Problem statement ▸ Each entry has to be reproduced in full, exactly as given.

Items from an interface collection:
━━━━━━━━━━━━━━━━━━━━━━━━━━━━━━

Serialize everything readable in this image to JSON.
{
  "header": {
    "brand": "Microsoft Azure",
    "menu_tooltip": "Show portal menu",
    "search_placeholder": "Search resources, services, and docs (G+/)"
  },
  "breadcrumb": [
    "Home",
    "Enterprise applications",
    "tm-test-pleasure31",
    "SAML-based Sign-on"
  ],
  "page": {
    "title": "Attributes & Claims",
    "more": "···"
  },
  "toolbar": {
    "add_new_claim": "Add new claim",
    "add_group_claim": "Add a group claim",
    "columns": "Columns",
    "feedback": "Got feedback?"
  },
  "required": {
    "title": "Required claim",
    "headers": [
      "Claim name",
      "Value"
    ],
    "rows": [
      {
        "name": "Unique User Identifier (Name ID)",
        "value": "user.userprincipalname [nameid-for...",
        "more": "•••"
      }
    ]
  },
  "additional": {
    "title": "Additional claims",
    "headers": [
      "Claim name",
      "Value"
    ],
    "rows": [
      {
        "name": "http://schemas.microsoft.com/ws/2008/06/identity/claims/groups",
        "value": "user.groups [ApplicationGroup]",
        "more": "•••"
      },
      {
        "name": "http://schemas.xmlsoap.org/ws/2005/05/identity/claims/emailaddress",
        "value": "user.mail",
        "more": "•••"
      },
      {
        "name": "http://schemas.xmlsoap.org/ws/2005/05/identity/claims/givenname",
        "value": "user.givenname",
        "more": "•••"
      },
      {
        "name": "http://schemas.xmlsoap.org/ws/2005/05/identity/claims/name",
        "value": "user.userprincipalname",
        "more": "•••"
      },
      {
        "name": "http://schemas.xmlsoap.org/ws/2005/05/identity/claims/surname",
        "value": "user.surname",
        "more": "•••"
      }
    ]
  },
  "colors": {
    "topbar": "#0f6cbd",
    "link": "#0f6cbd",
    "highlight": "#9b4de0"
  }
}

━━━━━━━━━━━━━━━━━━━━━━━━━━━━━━

Output for this task ▸
Serialize everything readable in this image to JSON.
{
  "header": {
    "brand": "Microsoft Azure",
    "menu_tooltip": "Show portal menu",
    "search_placeholder": "Search resources, services, and docs (G+/)"
  },
  "breadcrumb": [
    "Home",
    "Enterprise applications",
    "tm-test-pleasure31",
    "SAML-based Sign-on"
  ],
  "page": {
    "title": "Attributes & Claims",
    "more": "···"
  },
  "toolbar": {
    "add_new_claim": "Add new claim",
    "add_group_claim": "Add a group claim",
    "columns": "Columns",
    "feedback": "Got feedback?"
  },
  "required": {
    "title": "Required claim",
    "headers": [
      "Claim name",
      "Value"
    ],
    "rows": [
      {
        "name": "Unique User Identifier (Name ID)",
        "value": "user.userprincipalname [nameid-for...",
        "more": "•••"
      }
    ]
  },
  "additional": {
    "title": "Additional claims",
    "headers": [
      "Claim name",
      "Value"
    ],
    "rows": [
      {
        "name": "http://schemas.microsoft.com/ws/2008/06/identity/claims/groups",
        "value": "user.groups [ApplicationGroup]",
        "more": "•••"
      },
      {
        "name": "http://schemas.xmlsoap.org/ws/2005/05/identity/claims/emailaddress",
        "value": "user.mail",
        "more": "•••"
      },
      {
        "name": "http://schemas.xmlsoap.org/ws/2005/05/identity/claims/givenname",
        "value": "user.givenname",
        "more": "•••"
      },
      {
        "name": "http://schemas.xmlsoap.org/ws/2005/05/identity/claims/name",
        "value": "user.userprincipalname",
        "more": "•••"
      },
      {
        "name": "http://schemas.xmlsoap.org/ws/2005/05/identity/claims/surname",
        "value": "user.surname",
        "more": "•••"
      }
    ]
  },
  "colors": {
    "topbar": "#0f6cbd",
    "link": "#0f6cbd",
    "highlight": "#9b4de0"
  }
}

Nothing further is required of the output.